**Assignment**
Write every entry out again, exactly as given.
====================
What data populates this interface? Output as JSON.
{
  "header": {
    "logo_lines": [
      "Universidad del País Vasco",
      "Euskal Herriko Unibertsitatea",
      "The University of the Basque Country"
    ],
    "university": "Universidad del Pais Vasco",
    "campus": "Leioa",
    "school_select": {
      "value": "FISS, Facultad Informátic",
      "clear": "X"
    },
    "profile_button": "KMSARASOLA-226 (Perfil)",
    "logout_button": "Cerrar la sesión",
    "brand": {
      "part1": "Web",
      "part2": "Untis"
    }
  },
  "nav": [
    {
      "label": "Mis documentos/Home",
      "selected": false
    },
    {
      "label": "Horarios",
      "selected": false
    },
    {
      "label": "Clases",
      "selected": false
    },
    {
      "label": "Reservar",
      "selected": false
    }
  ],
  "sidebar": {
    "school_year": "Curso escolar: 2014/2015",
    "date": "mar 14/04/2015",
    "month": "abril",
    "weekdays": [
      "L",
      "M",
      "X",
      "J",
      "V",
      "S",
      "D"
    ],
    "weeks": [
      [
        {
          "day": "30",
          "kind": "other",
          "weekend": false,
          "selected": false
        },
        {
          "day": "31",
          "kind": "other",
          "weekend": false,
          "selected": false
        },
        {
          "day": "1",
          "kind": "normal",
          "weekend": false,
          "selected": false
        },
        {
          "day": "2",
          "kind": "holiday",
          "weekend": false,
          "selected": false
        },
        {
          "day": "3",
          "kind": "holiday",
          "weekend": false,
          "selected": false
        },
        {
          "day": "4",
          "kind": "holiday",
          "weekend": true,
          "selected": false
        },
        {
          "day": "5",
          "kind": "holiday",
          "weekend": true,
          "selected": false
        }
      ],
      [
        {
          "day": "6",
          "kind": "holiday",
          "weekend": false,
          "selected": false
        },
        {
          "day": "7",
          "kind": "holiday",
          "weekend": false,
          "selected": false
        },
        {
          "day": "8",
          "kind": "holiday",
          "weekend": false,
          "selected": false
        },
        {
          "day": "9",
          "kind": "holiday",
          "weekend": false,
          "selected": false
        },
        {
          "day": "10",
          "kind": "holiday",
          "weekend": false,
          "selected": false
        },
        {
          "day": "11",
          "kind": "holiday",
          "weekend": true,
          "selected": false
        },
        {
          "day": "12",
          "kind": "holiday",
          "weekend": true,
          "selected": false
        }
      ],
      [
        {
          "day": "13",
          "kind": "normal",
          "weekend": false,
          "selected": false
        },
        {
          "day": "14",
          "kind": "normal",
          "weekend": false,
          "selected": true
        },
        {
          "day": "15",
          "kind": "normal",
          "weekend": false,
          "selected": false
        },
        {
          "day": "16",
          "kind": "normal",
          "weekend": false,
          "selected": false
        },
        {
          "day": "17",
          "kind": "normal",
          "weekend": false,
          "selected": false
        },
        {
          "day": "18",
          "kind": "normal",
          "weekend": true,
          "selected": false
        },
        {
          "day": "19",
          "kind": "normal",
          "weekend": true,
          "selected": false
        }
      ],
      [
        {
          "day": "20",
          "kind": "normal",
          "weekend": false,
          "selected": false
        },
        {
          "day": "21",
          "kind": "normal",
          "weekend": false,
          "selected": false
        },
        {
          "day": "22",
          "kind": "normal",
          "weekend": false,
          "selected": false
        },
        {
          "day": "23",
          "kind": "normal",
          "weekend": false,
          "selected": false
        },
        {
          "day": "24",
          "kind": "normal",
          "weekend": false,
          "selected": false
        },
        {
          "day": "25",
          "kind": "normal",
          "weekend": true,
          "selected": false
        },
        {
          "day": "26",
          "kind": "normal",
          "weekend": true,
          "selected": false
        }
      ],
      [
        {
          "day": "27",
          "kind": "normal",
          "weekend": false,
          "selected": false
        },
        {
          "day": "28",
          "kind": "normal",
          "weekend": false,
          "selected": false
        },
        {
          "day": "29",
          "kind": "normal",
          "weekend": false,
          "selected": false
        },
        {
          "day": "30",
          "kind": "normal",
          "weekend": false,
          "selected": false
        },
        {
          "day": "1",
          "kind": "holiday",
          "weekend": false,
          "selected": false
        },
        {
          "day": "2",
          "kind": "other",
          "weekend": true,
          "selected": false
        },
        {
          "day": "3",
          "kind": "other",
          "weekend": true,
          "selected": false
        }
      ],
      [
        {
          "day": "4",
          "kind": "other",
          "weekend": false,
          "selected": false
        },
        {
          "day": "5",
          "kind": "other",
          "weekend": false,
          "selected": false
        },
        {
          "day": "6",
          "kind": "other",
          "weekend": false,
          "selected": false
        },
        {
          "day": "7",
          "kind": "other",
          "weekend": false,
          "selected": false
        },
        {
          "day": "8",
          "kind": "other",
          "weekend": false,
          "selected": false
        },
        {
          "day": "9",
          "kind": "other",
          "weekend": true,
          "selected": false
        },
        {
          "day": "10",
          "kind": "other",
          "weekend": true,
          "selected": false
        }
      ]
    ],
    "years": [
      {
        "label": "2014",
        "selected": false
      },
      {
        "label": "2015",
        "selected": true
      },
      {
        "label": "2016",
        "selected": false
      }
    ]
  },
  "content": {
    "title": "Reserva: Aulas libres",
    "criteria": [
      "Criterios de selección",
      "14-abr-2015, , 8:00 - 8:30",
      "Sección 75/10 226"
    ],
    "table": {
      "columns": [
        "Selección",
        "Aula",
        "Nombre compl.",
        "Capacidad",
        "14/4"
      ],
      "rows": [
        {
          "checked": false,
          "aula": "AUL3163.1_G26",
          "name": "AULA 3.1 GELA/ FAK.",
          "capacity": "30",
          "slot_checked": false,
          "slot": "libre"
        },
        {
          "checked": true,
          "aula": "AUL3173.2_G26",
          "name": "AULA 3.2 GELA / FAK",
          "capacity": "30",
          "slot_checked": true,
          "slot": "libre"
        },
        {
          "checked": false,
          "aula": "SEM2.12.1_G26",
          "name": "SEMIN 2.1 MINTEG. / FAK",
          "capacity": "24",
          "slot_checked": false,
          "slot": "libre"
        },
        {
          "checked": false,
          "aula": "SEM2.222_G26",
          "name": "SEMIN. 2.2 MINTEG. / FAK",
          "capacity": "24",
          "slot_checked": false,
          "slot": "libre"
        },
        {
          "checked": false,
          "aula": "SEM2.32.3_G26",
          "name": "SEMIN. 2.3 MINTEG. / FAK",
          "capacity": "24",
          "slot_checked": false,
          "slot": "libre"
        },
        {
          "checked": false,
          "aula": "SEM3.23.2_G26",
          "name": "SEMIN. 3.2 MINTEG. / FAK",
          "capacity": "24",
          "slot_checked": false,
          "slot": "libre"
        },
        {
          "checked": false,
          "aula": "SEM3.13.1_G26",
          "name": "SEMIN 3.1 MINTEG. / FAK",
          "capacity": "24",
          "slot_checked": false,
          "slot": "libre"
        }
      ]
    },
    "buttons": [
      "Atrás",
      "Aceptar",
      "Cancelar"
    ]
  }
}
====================
**Reply**
What data populates this interface? Output as JSON.
{
  "header": {
    "logo_lines": [
      "Universidad del País Vasco",
      "Euskal Herriko Unibertsitatea",
      "The University of the Basque Country"
    ],
    "university": "Universidad del Pais Vasco",
    "campus": "Leioa",
    "school_select": {
      "value": "FISS, Facultad Informátic",
      "clear": "X"
    },
    "profile_button": "KMSARASOLA-226 (Perfil)",
    "logout_button": "Cerrar la sesión",
    "brand": {
      "part1": "Web",
      "part2": "Untis"
    }
  },
  "nav": [
    {
      "label": "Mis documentos/Home",
      "selected": false
    },
    {
      "label": "Horarios",
      "selected": false
    },
    {
      "label": "Clases",
      "selected": false
    },
    {
      "label": "Reservar",
      "selected": false
    }
  ],
  "sidebar": {
    "school_year": "Curso escolar: 2014/2015",
    "date": "mar 14/04/2015",
    "month": "abril",
    "weekdays": [
      "L",
      "M",
      "X",
      "J",
      "V",
      "S",
      "D"
    ],
    "weeks": [
      [
        {
          "day": "30",
          "kind": "other",
          "weekend": false,
          "selected": false
        },
        {
          "day": "31",
          "kind": "other",
          "weekend": false,
          "selected": false
        },
        {
          "day": "1",
          "kind": "normal",
          "weekend": false,
          "selected": false
        },
        {
          "day": "2",
          "kind": "holiday",
          "weekend": false,
          "selected": false
        },
        {
          "day": "3",
          "kind": "holiday",
          "weekend": false,
          "selected": false
        },
        {
          "day": "4",
          "kind": "holiday",
          "weekend": true,
          "selected": false
        },
        {
          "day": "5",
          "kind": "holiday",
          "weekend": true,
          "selected": false
        }
      ],
      [
        {
          "day": "6",
          "kind": "holiday",
          "weekend": false,
          "selected": false
        },
        {
          "day": "7",
          "kind": "holiday",
          "weekend": false,
          "selected": false
        },
        {
          "day": "8",
          "kind": "holiday",
          "weekend": false,
          "selected": false
        },
        {
          "day": "9",
          "kind": "holiday",
          "weekend": false,
          "selected": false
        },
        {
          "day": "10",
          "kind": "holiday",
          "weekend": false,
          "selected": false
        },
        {
          "day": "11",
          "kind": "holiday",
          "weekend": true,
          "selected": false
        },
        {
          "day": "12",
          "kind": "holiday",
          "weekend": true,
          "selected": false
        }
      ],
      [
        {
          "day": "13",
          "kind": "normal",
          "weekend": false,
          "selected": false
        },
        {
          "day": "14",
          "kind": "normal",
          "weekend": false,
          "selected": true
        },
        {
          "day": "15",
          "kind": "normal",
          "weekend": false,
          "selected": false
        },
        {
          "day": "16",
          "kind": "normal",
          "weekend": false,
          "selected": false
        },
        {
          "day": "17",
          "kind": "normal",
          "weekend": false,
          "selected": false
        },
        {
          "day": "18",
          "kind": "normal",
          "weekend": true,
          "selected": false
        },
        {
          "day": "19",
          "kind": "normal",
          "weekend": true,
          "selected": false
        }
      ],
      [
        {
          "day": "20",
          "kind": "normal",
          "weekend": false,
          "selected": false
        },
        {
          "day": "21",
          "kind": "normal",
          "weekend": false,
          "selected": false
        },
        {
          "day": "22",
          "kind": "normal",
          "weekend": false,
          "selected": false
        },
        {
          "day": "23",
          "kind": "normal",
          "weekend": false,
          "selected": false
        },
        {
          "day": "24",
          "kind": "normal",
          "weekend": false,
          "selected": false
        },
        {
          "day": "25",
          "kind": "normal",
          "weekend": true,
          "selected": false
        },
        {
          "day": "26",
          "kind": "normal",
          "weekend": true,
          "selected": false
        }
      ],
      [
        {
          "day": "27",
          "kind": "normal",
          "weekend": false,
          "selected": false
        },
        {
          "day": "28",
          "kind": "normal",
          "weekend": false,
          "selected": false
        },
        {
          "day": "29",
          "kind": "normal",
          "weekend": false,
          "selected": false
        },
        {
          "day": "30",
          "kind": "normal",
          "weekend": false,
          "selected": false
        },
        {
          "day": "1",
          "kind": "holiday",
          "weekend": false,
          "selected": false
        },
        {
          "day": "2",
          "kind": "other",
          "weekend": true,
          "selected": false
        },
        {
          "day": "3",
          "kind": "other",
          "weekend": true,
          "selected": false
        }
      ],
      [
        {
          "day": "4",
          "kind": "other",
          "weekend": false,
          "selected": false
        },
        {
          "day": "5",
          "kind": "other",
          "weekend": false,
          "selected": false
        },
        {
          "day": "6",
          "kind": "other",
          "weekend": false,
          "selected": false
        },
        {
          "day": "7",
          "kind": "other",
          "weekend": false,
          "selected": false
        },
        {
          "day": "8",
          "kind": "other",
          "weekend": false,
          "selected": false
        },
        {
          "day": "9",
          "kind": "other",
          "weekend": true,
          "selected": false
        },
        {
          "day": "10",
          "kind": "other",
          "weekend": true,
          "selected": false
        }
      ]
    ],
    "years": [
      {
        "label": "2014",
        "selected": false
      },
      {
        "label": "2015",
        "selected": true
      },
      {
        "label": "2016",
        "selected": false
      }
    ]
  },
  "content": {
    "title": "Reserva: Aulas libres",
    "criteria": [
      "Criterios de selección",
      "14-abr-2015, , 8:00 - 8:30",
      "Sección 75/10 226"
    ],
    "table": {
      "columns": [
        "Selección",
        "Aula",
        "Nombre compl.",
        "Capacidad",
        "14/4"
      ],
      "rows": [
        {
          "checked": false,
          "aula": "AUL3163.1_G26",
          "name": "AULA 3.1 GELA/ FAK.",
          "capacity": "30",
          "slot_checked": false,
          "slot": "libre"
        },
        {
          "checked": true,
          "aula": "AUL3173.2_G26",
          "name": "AULA 3.2 GELA / FAK",
          "capacity": "30",
          "slot_checked": true,
          "slot": "libre"
        },
        {
          "checked": false,
          "aula": "SEM2.12.1_G26",
          "name": "SEMIN 2.1 MINTEG. / FAK",
          "capacity": "24",
          "slot_checked": false,
          "slot": "libre"
        },
        {
          "checked": false,
          "aula": "SEM2.222_G26",
          "name": "SEMIN. 2.2 MINTEG. / FAK",
          "capacity": "24",
          "slot_checked": false,
          "slot": "libre"
        },
        {
          "checked": false,
          "aula": "SEM2.32.3_G26",
          "name": "SEMIN. 2.3 MINTEG. / FAK",
          "capacity": "24",
          "slot_checked": false,
          "slot": "libre"
        },
        {
          "checked": false,
          "aula": "SEM3.23.2_G26",
          "name": "SEMIN. 3.2 MINTEG. / FAK",
          "capacity": "24",
          "slot_checked": false,
          "slot": "libre"
        },
        {
          "checked": false,
          "aula": "SEM3.13.1_G26",
          "name": "SEMIN 3.1 MINTEG. / FAK",
          "capacity": "24",
          "slot_checked": false,
          "slot": "libre"
        }
      ]
    },
    "buttons": [
      "Atrás",
      "Aceptar",
      "Cancelar"
    ]
  }
}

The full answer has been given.